* WORK INSTRUCTION: All records that follow are to be copied exactly, with images omitted.

* ENTRIES SHOWN:
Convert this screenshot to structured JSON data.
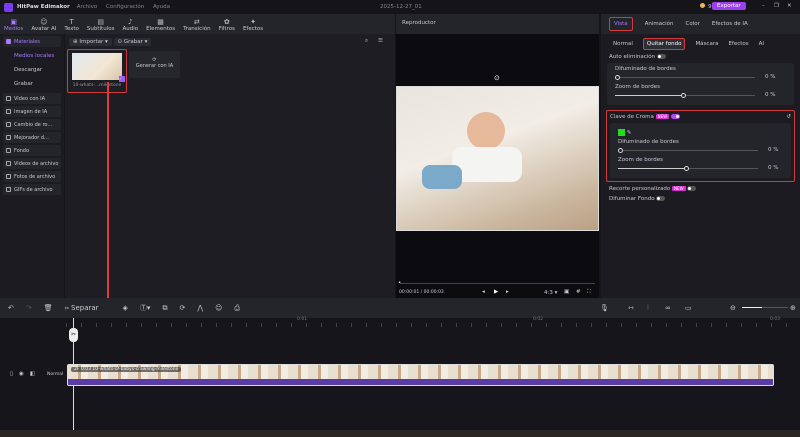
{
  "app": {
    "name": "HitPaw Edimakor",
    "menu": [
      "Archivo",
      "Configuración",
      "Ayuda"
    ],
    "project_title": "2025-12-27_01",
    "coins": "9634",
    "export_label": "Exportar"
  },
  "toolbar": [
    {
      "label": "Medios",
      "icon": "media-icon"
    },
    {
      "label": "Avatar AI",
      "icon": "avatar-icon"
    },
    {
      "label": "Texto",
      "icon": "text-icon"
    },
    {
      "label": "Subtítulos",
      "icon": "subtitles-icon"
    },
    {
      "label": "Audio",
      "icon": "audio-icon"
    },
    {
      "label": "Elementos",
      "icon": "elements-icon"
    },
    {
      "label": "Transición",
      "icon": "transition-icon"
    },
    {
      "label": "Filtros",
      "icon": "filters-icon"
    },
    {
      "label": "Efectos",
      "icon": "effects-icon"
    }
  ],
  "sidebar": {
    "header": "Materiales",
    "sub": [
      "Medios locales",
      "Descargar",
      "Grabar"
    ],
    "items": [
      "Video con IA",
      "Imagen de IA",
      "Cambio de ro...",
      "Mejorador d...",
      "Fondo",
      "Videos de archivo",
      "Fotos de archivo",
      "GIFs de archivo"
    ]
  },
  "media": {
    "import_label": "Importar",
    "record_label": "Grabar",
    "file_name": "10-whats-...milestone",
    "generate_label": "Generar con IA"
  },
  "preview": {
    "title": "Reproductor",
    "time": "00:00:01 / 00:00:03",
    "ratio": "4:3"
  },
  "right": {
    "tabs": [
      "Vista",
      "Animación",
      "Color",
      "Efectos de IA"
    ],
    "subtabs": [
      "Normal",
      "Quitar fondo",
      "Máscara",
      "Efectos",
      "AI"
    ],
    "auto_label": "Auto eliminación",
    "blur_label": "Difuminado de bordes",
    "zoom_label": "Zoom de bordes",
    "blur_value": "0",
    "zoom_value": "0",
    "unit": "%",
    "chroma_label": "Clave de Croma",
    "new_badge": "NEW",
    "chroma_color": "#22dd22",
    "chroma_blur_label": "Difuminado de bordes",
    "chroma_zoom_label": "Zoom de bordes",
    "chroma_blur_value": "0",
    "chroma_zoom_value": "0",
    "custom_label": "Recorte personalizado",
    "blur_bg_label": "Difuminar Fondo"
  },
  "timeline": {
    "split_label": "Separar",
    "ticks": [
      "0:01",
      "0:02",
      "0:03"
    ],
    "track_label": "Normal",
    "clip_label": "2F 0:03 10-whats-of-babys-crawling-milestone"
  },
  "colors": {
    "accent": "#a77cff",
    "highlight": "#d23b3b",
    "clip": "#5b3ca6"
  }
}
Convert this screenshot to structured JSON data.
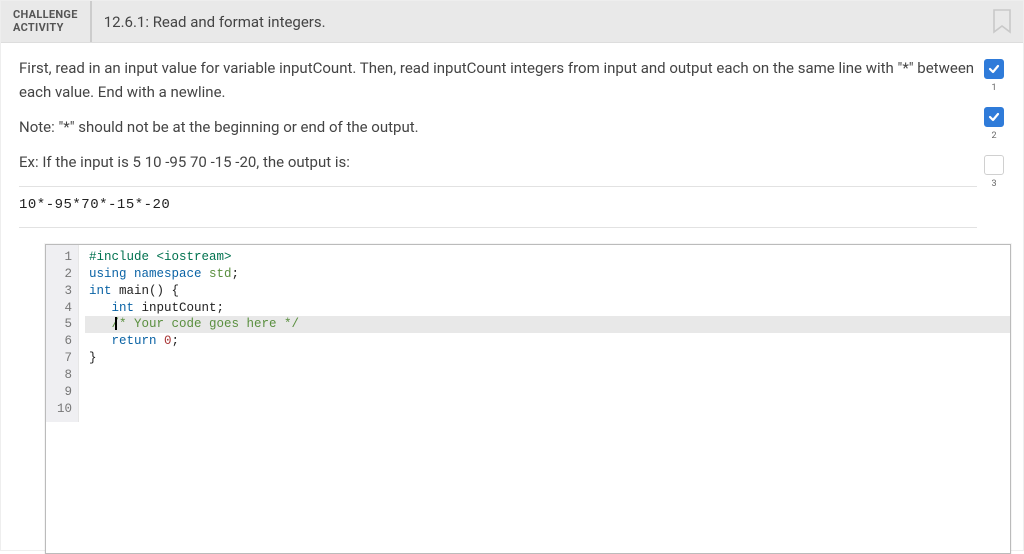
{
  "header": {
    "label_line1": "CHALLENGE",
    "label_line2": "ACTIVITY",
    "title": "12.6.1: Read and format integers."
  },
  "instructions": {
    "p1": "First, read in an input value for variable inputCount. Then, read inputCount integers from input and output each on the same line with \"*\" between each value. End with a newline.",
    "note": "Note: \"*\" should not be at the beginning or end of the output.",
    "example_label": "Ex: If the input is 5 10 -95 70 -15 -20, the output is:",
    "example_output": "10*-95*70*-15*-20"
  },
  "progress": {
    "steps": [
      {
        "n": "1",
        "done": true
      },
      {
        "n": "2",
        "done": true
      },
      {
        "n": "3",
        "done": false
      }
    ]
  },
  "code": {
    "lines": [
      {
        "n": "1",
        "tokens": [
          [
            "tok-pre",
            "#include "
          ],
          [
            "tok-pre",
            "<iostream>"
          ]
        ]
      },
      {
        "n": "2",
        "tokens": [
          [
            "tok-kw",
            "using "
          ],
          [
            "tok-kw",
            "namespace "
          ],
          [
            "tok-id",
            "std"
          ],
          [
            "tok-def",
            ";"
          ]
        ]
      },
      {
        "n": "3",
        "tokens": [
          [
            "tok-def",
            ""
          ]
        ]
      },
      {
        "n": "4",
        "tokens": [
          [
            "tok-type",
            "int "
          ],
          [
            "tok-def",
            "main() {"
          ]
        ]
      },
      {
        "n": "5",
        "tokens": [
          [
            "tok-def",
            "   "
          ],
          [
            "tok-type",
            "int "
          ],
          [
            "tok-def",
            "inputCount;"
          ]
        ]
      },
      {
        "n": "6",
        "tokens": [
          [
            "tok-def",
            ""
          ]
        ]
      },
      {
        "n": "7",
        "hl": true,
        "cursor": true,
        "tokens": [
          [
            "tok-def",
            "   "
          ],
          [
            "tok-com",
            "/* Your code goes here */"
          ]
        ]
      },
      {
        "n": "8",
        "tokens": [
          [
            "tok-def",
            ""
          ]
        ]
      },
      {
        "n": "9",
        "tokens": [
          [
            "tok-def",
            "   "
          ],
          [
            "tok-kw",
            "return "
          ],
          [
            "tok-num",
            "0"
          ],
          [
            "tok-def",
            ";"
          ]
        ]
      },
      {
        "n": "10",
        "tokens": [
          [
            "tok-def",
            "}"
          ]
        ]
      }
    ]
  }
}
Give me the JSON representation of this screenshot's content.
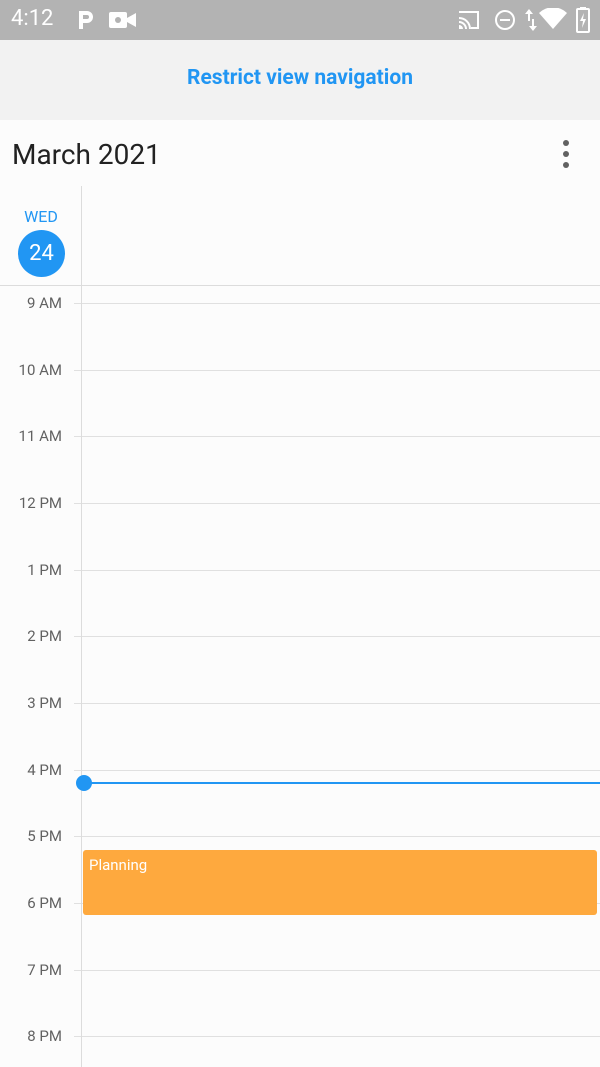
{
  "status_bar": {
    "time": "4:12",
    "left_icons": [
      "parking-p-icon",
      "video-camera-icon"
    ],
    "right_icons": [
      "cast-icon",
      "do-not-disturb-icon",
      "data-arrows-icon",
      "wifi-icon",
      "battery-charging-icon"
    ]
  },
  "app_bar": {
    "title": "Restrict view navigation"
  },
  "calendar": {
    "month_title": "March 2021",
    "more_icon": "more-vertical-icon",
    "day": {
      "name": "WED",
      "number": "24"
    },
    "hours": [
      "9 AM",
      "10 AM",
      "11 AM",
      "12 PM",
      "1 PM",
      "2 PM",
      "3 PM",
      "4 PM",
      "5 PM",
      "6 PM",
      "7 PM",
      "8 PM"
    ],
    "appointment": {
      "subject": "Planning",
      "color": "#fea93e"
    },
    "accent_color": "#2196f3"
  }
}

* WRITTEN SOLUTION:
Convert this screenshot to structured JSON data.
{
  "app": {
    "name": "HitPaw Edimakor",
    "menu": [
      "Archivo",
      "Configuración",
      "Ayuda"
    ],
    "project_title": "2025-12-27_01",
    "coins": "9634",
    "export_label": "Exportar"
  },
  "toolbar": [
    {
      "label": "Medios",
      "icon": "media-icon"
    },
    {
      "label": "Avatar AI",
      "icon": "avatar-icon"
    },
    {
      "label": "Texto",
      "icon": "text-icon"
    },
    {
      "label": "Subtítulos",
      "icon": "subtitles-icon"
    },
    {
      "label": "Audio",
      "icon": "audio-icon"
    },
    {
      "label": "Elementos",
      "icon": "elements-icon"
    },
    {
      "label": "Transición",
      "icon": "transition-icon"
    },
    {
      "label": "Filtros",
      "icon": "filters-icon"
    },
    {
      "label": "Efectos",
      "icon": "effects-icon"
    }
  ],
  "sidebar": {
    "header": "Materiales",
    "sub": [
      "Medios locales",
      "Descargar",
      "Grabar"
    ],
    "items": [
      "Video con IA",
      "Imagen de IA",
      "Cambio de ro...",
      "Mejorador d...",
      "Fondo",
      "Videos de archivo",
      "Fotos de archivo",
      "GIFs de archivo"
    ]
  },
  "media": {
    "import_label": "Importar",
    "record_label": "Grabar",
    "file_name": "10-whats-...milestone",
    "generate_label": "Generar con IA"
  },
  "preview": {
    "title": "Reproductor",
    "time": "00:00:01 / 00:00:03",
    "ratio": "4:3"
  },
  "right": {
    "tabs": [
      "Vista",
      "Animación",
      "Color",
      "Efectos de IA"
    ],
    "subtabs": [
      "Normal",
      "Quitar fondo",
      "Máscara",
      "Efectos",
      "AI"
    ],
    "auto_label": "Auto eliminación",
    "blur_label": "Difuminado de bordes",
    "zoom_label": "Zoom de bordes",
    "blur_value": "0",
    "zoom_value": "0",
    "unit": "%",
    "chroma_label": "Clave de Croma",
    "new_badge": "NEW",
    "chroma_color": "#22dd22",
    "chroma_blur_label": "Difuminado de bordes",
    "chroma_zoom_label": "Zoom de bordes",
    "chroma_blur_value": "0",
    "chroma_zoom_value": "0",
    "custom_label": "Recorte personalizado",
    "blur_bg_label": "Difuminar Fondo"
  },
  "timeline": {
    "split_label": "Separar",
    "ticks": [
      "0:01",
      "0:02",
      "0:03"
    ],
    "track_label": "Normal",
    "clip_label": "2F 0:03 10-whats-of-babys-crawling-milestone"
  },
  "colors": {
    "accent": "#a77cff",
    "highlight": "#d23b3b",
    "clip": "#5b3ca6"
  }
}
Convert this screenshot to structured JSON data.
{
  "header": {
    "label_line1": "CHALLENGE",
    "label_line2": "ACTIVITY",
    "title": "12.6.1: Read and format integers."
  },
  "instructions": {
    "p1": "First, read in an input value for variable inputCount. Then, read inputCount integers from input and output each on the same line with \"*\" between each value. End with a newline.",
    "note": "Note: \"*\" should not be at the beginning or end of the output.",
    "example_label": "Ex: If the input is 5 10 -95 70 -15 -20, the output is:",
    "example_output": "10*-95*70*-15*-20"
  },
  "progress": {
    "steps": [
      {
        "n": "1",
        "done": true
      },
      {
        "n": "2",
        "done": true
      },
      {
        "n": "3",
        "done": false
      }
    ]
  },
  "code": {
    "lines": [
      {
        "n": "1",
        "tokens": [
          [
            "tok-pre",
            "#include "
          ],
          [
            "tok-pre",
            "<iostream>"
          ]
        ]
      },
      {
        "n": "2",
        "tokens": [
          [
            "tok-kw",
            "using "
          ],
          [
            "tok-kw",
            "namespace "
          ],
          [
            "tok-id",
            "std"
          ],
          [
            "tok-def",
            ";"
          ]
        ]
      },
      {
        "n": "3",
        "tokens": [
          [
            "tok-def",
            ""
          ]
        ]
      },
      {
        "n": "4",
        "tokens": [
          [
            "tok-type",
            "int "
          ],
          [
            "tok-def",
            "main() {"
          ]
        ]
      },
      {
        "n": "5",
        "tokens": [
          [
            "tok-def",
            "   "
          ],
          [
            "tok-type",
            "int "
          ],
          [
            "tok-def",
            "inputCount;"
          ]
        ]
      },
      {
        "n": "6",
        "tokens": [
          [
            "tok-def",
            ""
          ]
        ]
      },
      {
        "n": "7",
        "hl": true,
        "cursor": true,
        "tokens": [
          [
            "tok-def",
            "   "
          ],
          [
            "tok-com",
            "/* Your code goes here */"
          ]
        ]
      },
      {
        "n": "8",
        "tokens": [
          [
            "tok-def",
            ""
          ]
        ]
      },
      {
        "n": "9",
        "tokens": [
          [
            "tok-def",
            "   "
          ],
          [
            "tok-kw",
            "return "
          ],
          [
            "tok-num",
            "0"
          ],
          [
            "tok-def",
            ";"
          ]
        ]
      },
      {
        "n": "10",
        "tokens": [
          [
            "tok-def",
            "}"
          ]
        ]
      }
    ]
  }
}
Give me the JSON representation of this screenshot's content.
{
  "status_bar": {
    "time": "4:12",
    "left_icons": [
      "parking-p-icon",
      "video-camera-icon"
    ],
    "right_icons": [
      "cast-icon",
      "do-not-disturb-icon",
      "data-arrows-icon",
      "wifi-icon",
      "battery-charging-icon"
    ]
  },
  "app_bar": {
    "title": "Restrict view navigation"
  },
  "calendar": {
    "month_title": "March 2021",
    "more_icon": "more-vertical-icon",
    "day": {
      "name": "WED",
      "number": "24"
    },
    "hours": [
      "9 AM",
      "10 AM",
      "11 AM",
      "12 PM",
      "1 PM",
      "2 PM",
      "3 PM",
      "4 PM",
      "5 PM",
      "6 PM",
      "7 PM",
      "8 PM"
    ],
    "appointment": {
      "subject": "Planning",
      "color": "#fea93e"
    },
    "accent_color": "#2196f3"
  }
}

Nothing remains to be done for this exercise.